2. La exencin de responsabilidad establecida en el apartado primero no operar en el supuesto de que el destinatario del servicio acte bajo la
direccin, autoridad o control del prestador que facilite la localizacin de esos contenidos.

1608

223

14 , 1615
12.
14 ECC ()
1) ,
, , ,
:
1 ;
2 ;
3 , .

1616,
1617,
1618.

1615

Ausschluss der Verantwortlichkeit bei Suchmaschinen


14. (1) Ein Diensteanbieter, der Nutzern eine Suchmaschine oder andere elektronische Hilfsmittel zur Suche nach fremden Informationen bereitstellt, ist
fr die abgefragten Informationen nicht verantwortlich, sofern er
1. die bermittlung der abgefragten Informationen nicht veranlasst,
2. den Empfnger der abgefragten Informationen nicht auswhlt und
3. die abgefragten Informationen weder auswhlt noch verndert.
(2) Abs. 1 ist nicht anzuwenden, wenn die Person, von der die abgefragten Informationen stammen, dem Diensteanbieter untersteht oder von ihm
beaufsichtigt wird.
1616
Council of Europe Convention on Cybercrime, available at: http://conventions.coe.int/Treaty/EN/Treaties/Html/185.htm
1617
Commonwealth Model Law on Computer and Computer Related Crime, available at:
http://www.thecommonwealth.org/shared_asp_files/uploadedfiles/%7BDA109CD2-5204-4FAB-AA7786970A639B05%7D_Computer%20Crime.pdf
1618
Draft Stanford Convention, available at: http://www.stanford.edu/~gwilson/Transnatl.Dimension.Cyber.Crime.2001.p.249.pdf

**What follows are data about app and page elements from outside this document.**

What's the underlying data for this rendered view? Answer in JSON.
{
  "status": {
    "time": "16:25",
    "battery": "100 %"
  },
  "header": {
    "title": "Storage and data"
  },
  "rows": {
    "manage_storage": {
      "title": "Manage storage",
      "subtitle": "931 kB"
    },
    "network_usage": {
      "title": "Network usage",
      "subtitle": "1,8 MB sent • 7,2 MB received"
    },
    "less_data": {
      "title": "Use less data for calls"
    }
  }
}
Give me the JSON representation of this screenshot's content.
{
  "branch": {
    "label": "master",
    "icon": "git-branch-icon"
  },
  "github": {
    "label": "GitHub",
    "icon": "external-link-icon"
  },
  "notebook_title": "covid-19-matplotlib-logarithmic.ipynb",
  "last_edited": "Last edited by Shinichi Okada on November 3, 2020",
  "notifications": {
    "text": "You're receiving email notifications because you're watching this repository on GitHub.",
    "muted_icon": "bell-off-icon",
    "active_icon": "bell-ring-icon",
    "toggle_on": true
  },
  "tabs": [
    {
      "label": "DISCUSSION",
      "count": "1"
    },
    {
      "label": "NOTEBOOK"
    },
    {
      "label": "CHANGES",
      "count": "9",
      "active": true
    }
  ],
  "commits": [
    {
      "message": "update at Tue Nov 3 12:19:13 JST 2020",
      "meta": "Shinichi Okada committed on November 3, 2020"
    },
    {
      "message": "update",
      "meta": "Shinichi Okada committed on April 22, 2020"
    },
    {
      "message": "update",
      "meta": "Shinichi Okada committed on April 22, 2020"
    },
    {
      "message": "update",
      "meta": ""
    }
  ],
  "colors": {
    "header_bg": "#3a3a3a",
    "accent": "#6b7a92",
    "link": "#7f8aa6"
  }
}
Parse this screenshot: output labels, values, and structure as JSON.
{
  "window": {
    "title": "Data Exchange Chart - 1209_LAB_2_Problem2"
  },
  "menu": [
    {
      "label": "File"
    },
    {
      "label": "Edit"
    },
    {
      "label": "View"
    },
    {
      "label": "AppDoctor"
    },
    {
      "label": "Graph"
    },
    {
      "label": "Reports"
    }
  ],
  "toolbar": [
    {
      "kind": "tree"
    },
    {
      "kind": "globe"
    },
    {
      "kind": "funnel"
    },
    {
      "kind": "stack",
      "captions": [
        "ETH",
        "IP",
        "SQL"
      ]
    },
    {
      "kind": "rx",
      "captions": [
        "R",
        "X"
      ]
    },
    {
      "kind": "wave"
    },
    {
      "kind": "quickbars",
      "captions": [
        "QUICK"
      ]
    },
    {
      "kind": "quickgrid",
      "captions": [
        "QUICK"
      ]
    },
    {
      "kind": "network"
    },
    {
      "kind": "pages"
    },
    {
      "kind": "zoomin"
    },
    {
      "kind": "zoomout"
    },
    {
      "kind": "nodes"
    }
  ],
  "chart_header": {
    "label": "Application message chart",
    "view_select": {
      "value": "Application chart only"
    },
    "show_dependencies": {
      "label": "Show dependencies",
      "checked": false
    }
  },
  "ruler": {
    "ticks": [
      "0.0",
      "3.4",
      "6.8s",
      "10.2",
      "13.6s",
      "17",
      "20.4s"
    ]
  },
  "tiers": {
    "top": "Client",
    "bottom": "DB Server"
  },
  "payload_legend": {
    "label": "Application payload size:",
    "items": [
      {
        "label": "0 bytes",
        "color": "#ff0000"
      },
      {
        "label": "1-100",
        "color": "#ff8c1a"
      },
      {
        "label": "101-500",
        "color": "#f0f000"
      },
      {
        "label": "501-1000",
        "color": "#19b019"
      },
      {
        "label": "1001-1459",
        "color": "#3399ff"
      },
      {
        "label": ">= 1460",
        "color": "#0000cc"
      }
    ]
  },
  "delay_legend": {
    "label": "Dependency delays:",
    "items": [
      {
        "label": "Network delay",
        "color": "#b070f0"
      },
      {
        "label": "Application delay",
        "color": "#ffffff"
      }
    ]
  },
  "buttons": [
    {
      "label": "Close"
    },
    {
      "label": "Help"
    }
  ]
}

224

:




. 2009 .

-D : cybmail@itu.int


, 2009 .